"The 15 sacred places selected to join our Fund this year are more than beautiful houses of worship. They are irreplaceable civic assets that provide invaluable resources to their communities, sharing space for everything from COVID-19 vaccinations to nutritional food programs and child care programs," said Bob Jaeger, President of Partners for Sacred Places. "I am so pleased that we have tailored programs that preserve and uplift civic assets to improve communities and enrich lives. Over the next few years, the team at Partners for Sacred Places will work closely and collaboratively with the National Trust for Historic Preservation to help awardees to renovate their buildings so they can grow their ministries and thrive for many years to come."

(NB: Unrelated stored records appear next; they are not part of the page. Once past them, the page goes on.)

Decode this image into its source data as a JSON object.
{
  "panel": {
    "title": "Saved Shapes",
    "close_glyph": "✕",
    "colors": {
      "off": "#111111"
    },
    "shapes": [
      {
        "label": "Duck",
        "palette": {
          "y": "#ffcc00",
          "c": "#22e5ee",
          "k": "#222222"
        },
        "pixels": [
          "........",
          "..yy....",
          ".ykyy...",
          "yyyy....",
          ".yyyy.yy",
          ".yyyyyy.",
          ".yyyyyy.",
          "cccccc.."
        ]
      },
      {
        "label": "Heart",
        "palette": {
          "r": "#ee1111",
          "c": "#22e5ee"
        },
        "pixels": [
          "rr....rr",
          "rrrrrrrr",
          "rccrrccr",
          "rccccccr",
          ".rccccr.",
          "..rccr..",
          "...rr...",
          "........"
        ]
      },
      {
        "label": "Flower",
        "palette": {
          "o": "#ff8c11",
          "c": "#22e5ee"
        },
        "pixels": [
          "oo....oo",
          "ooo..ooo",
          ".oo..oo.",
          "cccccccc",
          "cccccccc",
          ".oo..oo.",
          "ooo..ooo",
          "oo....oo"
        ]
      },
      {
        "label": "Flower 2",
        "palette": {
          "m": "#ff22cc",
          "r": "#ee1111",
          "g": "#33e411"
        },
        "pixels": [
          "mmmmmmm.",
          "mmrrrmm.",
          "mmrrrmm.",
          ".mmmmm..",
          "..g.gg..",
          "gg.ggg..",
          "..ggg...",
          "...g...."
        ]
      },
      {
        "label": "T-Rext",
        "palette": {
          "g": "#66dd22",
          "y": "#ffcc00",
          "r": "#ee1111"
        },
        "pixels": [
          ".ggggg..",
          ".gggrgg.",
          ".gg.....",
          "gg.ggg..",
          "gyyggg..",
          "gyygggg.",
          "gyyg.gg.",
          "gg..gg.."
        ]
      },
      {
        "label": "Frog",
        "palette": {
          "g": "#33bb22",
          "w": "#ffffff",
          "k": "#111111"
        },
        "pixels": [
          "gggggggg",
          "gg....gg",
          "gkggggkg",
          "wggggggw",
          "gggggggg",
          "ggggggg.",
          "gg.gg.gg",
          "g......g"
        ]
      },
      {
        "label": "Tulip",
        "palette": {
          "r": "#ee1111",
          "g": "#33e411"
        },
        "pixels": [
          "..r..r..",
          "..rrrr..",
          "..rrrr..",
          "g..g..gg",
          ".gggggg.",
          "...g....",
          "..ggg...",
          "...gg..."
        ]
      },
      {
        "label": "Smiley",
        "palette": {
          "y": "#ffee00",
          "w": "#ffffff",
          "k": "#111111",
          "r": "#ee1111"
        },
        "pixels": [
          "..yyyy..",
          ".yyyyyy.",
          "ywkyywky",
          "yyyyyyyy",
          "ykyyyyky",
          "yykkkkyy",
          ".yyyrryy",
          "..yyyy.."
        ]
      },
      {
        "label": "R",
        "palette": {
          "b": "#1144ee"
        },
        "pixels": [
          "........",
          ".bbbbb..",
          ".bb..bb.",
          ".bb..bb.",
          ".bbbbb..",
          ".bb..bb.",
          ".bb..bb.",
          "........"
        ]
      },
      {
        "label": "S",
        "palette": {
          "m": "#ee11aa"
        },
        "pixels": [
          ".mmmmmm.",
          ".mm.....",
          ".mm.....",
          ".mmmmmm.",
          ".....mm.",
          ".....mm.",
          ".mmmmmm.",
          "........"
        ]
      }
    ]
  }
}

”The National Trust for Historic Preservation is proud to support the community landmarks and historic treasures represented by the 15 congregations joining the Fund this year,” said Paul Edmondson, President and CEO of the National Trust for Historic Preservation. “These places, which include the oldest Protestant church in continuous use in the State of Idaho, a cornerstone of Reconstruction Era history in South Carolina, a Mexican-American landmark in El Paso, and our country’s Washington National Cathedral, illuminate the rich diversity of our American heritage and provide essential resources and services to their communities, particularly in these difficult times.”

In its sixth year, The National Fund for Sacred Places has been made possible thanks to the generosity of Lilly Endowment Inc. The Fund and its supporters are working together to increase America's awareness of the value, resiliency, and vital contributions congregations offer daily.

The National Fund participants for the 2021-22 program year are:

  • Amana Church Society (Middle Amana, IA)

  • Arch Street United Methodist Church (Philadelphia, PA)

  • Calvary United Methodist Church (Philadelphia, PA)

  • First Christian Church (Columbus, IN)

  • First Indian Presbyterian Church (Kamiah, ID)

  • First Presbyterian Church of Pittsburgh (Pittsburgh, PA)

  • Grace Episcopal Church (Newton Corner, MA)

  • Let Freedom Ring Foundation/First Baptist Church (Williamsburg, VA)

  • Mount Zion UMC (Washington DC)

  • Sacred Heart Parish (El Paso, TX)

  • St. Stephen United Methodist Church (Mesquite, TX)

  • St. Ann & the Holy Trinity Church (Brooklyn, NY)

  • St. John's Lafayette Square (Washington, DC)

  • Tabernacle Baptist Church (Beaufort, SC)

  • Washington National Cathedral (Washington, DC)

    Please visit the National Fund for Sacred Places’ website to learn more about the program, participants, and the value of sacred places in communities across the country.

    About Partners for Sacred Places

    Partners for Sacred Places helps congregations and others with a stake in older religious properties make the most of them as civic assets that serve the broader community.

    About the National Trust for Historic Preservation

    The National Trust for Historic Preservation, a privately funded nonprofit organization, protects significant places representing our diverse cultural experience by taking direct action and inspiring broad public support.

    About Lilly Endowment Inc.

    Lilly Endowment Inc. is a national private philanthropic foundation created in 1937 by J. K. Lilly Sr. and sons Eli and J.K. Jr. In keeping with the founders' wishes, the Endowment supports the causes of

community development, education, and religion and maintains a special commitment to its hometown, Indianapolis, and home state, Indiana. The principal aim of the Endowment’s grantmaking in religion is to deepen and enrich the lives of American Christians, primarily by seeking out and supporting efforts that enhance the vitality of congregations and strengthen the pastoral and lay leadership of Christian communities. The Endowment also seeks to improve public understanding of diverse religious traditions by supporting fair and accurate portrayals of the role religion plays in the United States and across the globe